Food was once just something I ate (too much of, on occasion!) and enjoyed eating! It wasn’t something I spent too much time thinking about or worried about, but all this changed 8 years ago. Since the births of my sons, 8 and 6 years ago, I’ve realised that food is so much more – it is socially and culturally pivotal in UK life.
My children can’t eat the foods that most other people can eat – they can’t eat dairy, egg or soya products. They can’t eat ‘normal’ food at Christmas, Easter or birthday parties and I hadn’t realised what a huge psychological impact this would have on them, and us.
They feel ‘different’ and regularly say they want to be ‘like everyone else’. They even get treated differently – I remember a mum at my sons school once saying that she wouldn’t be able to invite my son to tea as she didn’t want my sons restrictive eating habits to rub off on her child.
We’ve had restaurants rudely turn us away, rather than have to spare a few minutes checking ingredients, waiters sneer at our admittedly unusual food choices, friends refuse to eat our free from f oods, and children’s party venues refuse to allow us to bring our own ‘safe foods’ for the children.
To complicate matters further, not only can my sons not eat some foods, but they regularly refuse the foods they can eat due to the psychological impact of food having caused them pain for years. They have ‘food aversive’ behaviour which essentially means they are so anxious around food that they self restrict and often try to avoid food altogether.
Mealtimes have become a battle ground, and it goes without saying that mummy never wins. Our mealtimes have changed so much – they are regularly the focus of the day and every spoonful is monitored to check they get enough nutrition.
How we solve these issues is not yet clear but , as always, we plough on with positivity, encouragement, love and support.

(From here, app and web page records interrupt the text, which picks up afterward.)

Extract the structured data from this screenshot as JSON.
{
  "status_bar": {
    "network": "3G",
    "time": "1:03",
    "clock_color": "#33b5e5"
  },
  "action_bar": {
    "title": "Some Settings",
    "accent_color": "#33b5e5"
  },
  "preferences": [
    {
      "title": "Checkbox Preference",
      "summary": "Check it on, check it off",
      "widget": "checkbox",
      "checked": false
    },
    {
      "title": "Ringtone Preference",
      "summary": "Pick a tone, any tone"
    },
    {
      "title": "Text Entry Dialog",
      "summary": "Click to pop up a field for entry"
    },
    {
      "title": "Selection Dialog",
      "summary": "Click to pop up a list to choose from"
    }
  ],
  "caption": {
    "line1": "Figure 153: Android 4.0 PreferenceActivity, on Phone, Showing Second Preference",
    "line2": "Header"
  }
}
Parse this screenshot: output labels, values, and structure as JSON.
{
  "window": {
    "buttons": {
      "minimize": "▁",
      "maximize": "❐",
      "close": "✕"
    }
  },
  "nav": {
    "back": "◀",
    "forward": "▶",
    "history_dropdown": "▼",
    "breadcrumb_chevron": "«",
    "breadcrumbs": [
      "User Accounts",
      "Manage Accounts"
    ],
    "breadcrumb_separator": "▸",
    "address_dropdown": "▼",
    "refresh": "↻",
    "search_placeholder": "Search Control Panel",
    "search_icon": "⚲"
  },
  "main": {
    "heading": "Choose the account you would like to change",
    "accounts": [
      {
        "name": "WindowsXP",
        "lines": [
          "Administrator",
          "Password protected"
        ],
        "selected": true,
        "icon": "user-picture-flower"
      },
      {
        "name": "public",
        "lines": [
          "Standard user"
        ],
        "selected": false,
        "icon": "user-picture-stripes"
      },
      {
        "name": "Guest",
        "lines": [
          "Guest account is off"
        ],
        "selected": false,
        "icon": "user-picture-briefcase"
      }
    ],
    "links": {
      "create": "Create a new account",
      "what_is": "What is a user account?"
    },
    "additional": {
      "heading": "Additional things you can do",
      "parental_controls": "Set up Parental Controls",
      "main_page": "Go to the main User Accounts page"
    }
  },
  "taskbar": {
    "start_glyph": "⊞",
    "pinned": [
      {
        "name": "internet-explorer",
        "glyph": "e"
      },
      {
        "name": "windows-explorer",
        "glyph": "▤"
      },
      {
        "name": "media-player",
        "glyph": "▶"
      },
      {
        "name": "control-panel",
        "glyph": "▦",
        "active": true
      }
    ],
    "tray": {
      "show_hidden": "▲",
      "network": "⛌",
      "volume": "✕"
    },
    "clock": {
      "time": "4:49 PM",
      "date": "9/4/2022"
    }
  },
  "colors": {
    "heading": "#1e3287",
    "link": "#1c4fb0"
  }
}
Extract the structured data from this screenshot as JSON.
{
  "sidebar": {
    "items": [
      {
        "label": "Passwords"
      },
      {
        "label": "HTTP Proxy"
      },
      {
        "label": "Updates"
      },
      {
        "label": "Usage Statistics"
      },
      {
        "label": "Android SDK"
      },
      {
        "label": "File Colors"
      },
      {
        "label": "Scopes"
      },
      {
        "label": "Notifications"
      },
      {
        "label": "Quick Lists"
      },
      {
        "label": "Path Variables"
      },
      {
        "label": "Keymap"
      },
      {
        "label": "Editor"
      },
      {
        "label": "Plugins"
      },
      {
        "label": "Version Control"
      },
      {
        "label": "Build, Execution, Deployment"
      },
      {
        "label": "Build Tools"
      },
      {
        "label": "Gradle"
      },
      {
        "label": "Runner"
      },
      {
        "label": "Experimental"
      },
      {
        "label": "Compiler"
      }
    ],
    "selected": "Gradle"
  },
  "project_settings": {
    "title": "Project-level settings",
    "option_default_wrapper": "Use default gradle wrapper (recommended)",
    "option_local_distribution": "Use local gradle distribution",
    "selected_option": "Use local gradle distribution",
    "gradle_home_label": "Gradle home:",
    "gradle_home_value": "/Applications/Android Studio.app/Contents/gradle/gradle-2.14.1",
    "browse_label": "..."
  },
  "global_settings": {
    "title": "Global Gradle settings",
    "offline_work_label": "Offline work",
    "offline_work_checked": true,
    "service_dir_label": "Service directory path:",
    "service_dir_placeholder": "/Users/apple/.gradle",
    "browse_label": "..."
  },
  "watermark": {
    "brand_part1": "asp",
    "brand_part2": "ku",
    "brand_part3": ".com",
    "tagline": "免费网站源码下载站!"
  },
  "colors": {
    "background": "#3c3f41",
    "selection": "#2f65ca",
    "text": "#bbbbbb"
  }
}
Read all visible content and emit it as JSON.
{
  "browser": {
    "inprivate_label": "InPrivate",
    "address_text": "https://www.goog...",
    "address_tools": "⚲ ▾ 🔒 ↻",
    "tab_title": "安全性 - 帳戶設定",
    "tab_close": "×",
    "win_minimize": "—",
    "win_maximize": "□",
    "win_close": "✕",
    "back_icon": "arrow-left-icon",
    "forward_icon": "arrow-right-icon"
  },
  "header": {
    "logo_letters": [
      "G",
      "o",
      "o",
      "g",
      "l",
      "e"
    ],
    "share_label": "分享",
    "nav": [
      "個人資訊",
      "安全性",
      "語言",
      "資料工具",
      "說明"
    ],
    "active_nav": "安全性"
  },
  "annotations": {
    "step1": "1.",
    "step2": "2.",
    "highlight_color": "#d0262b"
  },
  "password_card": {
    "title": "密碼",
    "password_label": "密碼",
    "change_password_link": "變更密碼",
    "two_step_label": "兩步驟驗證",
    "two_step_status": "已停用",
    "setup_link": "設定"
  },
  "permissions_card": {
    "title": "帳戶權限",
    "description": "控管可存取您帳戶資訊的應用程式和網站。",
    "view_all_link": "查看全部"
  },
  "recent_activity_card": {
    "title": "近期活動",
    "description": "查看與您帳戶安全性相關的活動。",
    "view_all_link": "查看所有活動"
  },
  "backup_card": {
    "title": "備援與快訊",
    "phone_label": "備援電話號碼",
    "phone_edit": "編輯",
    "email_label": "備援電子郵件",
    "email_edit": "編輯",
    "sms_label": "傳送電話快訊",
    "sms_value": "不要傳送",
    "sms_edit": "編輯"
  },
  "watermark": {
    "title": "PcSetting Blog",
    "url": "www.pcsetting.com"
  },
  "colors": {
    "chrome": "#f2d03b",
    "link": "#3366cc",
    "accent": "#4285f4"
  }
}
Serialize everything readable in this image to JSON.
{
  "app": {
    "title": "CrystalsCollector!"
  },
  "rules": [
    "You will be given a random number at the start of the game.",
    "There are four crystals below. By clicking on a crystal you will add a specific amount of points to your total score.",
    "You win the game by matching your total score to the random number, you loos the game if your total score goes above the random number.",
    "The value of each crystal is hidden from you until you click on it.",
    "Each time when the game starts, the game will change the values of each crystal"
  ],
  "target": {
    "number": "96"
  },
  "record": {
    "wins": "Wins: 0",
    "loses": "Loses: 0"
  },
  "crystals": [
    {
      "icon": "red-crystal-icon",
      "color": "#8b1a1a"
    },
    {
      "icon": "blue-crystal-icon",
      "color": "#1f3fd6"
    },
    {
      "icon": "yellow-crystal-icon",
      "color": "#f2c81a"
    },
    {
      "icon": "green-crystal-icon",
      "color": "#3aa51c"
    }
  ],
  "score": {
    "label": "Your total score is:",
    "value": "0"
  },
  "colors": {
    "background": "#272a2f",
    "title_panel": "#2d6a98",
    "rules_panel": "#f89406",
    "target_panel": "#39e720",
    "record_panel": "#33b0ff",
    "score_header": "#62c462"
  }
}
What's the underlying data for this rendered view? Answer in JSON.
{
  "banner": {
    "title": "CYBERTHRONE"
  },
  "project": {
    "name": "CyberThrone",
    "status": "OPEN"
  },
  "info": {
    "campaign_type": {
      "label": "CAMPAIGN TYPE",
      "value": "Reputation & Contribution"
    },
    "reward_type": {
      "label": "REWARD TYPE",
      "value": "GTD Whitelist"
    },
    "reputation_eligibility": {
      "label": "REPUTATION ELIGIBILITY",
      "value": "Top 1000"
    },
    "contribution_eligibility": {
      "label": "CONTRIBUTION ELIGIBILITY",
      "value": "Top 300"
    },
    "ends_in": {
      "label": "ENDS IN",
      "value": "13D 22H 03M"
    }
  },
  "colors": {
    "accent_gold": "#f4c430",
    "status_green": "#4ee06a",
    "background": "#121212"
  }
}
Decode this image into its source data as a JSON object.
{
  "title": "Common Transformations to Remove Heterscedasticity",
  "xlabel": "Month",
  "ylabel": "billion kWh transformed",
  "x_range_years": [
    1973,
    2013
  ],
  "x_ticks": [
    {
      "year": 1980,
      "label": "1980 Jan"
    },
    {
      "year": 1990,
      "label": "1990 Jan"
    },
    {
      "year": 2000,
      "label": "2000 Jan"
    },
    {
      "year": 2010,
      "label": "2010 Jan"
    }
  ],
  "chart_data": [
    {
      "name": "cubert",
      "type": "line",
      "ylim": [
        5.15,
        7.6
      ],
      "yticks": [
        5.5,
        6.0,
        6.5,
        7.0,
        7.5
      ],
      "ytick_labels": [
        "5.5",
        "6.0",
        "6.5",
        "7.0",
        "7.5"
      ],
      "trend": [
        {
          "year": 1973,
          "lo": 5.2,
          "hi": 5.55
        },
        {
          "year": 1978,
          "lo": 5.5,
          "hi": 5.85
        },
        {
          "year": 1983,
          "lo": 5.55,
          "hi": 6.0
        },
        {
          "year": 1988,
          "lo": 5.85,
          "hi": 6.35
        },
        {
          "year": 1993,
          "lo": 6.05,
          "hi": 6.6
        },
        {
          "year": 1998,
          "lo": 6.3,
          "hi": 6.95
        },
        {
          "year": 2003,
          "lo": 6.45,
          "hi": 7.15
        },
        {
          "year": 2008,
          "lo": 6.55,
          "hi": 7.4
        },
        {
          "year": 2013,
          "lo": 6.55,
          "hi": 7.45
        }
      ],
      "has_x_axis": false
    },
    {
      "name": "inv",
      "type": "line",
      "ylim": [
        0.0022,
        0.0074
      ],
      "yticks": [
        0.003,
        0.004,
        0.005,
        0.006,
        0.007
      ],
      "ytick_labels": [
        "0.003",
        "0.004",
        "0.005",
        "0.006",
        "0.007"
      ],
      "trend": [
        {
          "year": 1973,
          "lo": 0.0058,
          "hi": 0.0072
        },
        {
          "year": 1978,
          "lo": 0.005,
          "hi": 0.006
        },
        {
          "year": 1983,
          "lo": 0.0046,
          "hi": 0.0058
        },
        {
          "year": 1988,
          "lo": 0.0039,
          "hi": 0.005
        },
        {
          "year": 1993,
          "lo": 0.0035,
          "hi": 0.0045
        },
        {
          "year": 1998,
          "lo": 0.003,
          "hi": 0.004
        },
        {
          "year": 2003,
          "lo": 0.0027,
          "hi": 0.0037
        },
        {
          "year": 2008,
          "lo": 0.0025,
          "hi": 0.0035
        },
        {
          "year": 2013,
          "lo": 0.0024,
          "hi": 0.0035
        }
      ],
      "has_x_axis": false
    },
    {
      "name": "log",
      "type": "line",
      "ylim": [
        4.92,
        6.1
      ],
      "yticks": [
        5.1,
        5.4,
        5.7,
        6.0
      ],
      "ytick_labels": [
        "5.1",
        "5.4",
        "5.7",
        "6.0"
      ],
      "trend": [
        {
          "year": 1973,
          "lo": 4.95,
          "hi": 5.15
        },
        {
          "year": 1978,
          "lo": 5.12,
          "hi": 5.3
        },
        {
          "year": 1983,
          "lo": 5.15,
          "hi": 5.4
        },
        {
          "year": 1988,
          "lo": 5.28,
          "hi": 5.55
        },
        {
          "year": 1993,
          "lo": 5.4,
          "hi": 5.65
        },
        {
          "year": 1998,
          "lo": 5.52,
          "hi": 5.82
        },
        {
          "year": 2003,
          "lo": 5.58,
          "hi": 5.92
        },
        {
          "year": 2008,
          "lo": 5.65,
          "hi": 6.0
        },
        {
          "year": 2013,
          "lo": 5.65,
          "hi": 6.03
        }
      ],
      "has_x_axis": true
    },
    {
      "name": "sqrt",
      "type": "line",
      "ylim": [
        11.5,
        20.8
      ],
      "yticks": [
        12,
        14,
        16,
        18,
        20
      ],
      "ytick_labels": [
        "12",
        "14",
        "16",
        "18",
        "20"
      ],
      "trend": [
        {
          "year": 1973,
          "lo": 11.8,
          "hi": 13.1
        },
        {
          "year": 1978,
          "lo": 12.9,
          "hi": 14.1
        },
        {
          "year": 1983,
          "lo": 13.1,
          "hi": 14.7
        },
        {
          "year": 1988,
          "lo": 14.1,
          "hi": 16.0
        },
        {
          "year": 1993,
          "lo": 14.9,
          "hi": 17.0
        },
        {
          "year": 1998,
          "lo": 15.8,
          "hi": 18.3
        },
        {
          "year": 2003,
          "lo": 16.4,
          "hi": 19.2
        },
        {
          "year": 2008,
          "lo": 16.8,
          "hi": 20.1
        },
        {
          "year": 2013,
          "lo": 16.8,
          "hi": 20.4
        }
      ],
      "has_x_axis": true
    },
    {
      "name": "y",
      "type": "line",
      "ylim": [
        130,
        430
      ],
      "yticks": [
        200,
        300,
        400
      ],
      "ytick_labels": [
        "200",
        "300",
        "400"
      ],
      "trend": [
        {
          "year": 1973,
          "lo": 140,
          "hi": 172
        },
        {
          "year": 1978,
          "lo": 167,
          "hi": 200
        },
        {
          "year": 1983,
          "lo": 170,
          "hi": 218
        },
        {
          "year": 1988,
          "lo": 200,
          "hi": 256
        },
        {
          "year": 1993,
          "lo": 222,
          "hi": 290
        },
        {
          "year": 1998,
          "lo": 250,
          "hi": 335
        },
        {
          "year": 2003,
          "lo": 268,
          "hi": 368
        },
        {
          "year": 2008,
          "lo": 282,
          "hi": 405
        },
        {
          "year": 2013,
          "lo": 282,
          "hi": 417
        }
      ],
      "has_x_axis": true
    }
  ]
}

The one thing that has become clear though, is that food is so much more than a source of nutrition, particularly for children. Maybe we could all pay a thought for the children on special diets and try to be more inclusive wherever we can – at schools, at friends houses, parties and special occasions.
In a society where allergies and intolerances are rapidly increasing, this will become increasingly important.
An afterthought – having reread this blog, I realise I’ve included about the more difficult food experiences we have had but of course I must mention the fact that we have also experienced immense kindness and some friends and family have gone way beyond in trying to make my sons feel welcome and included – thanks guys!!
For more information visit www.freefromforkids.co.uk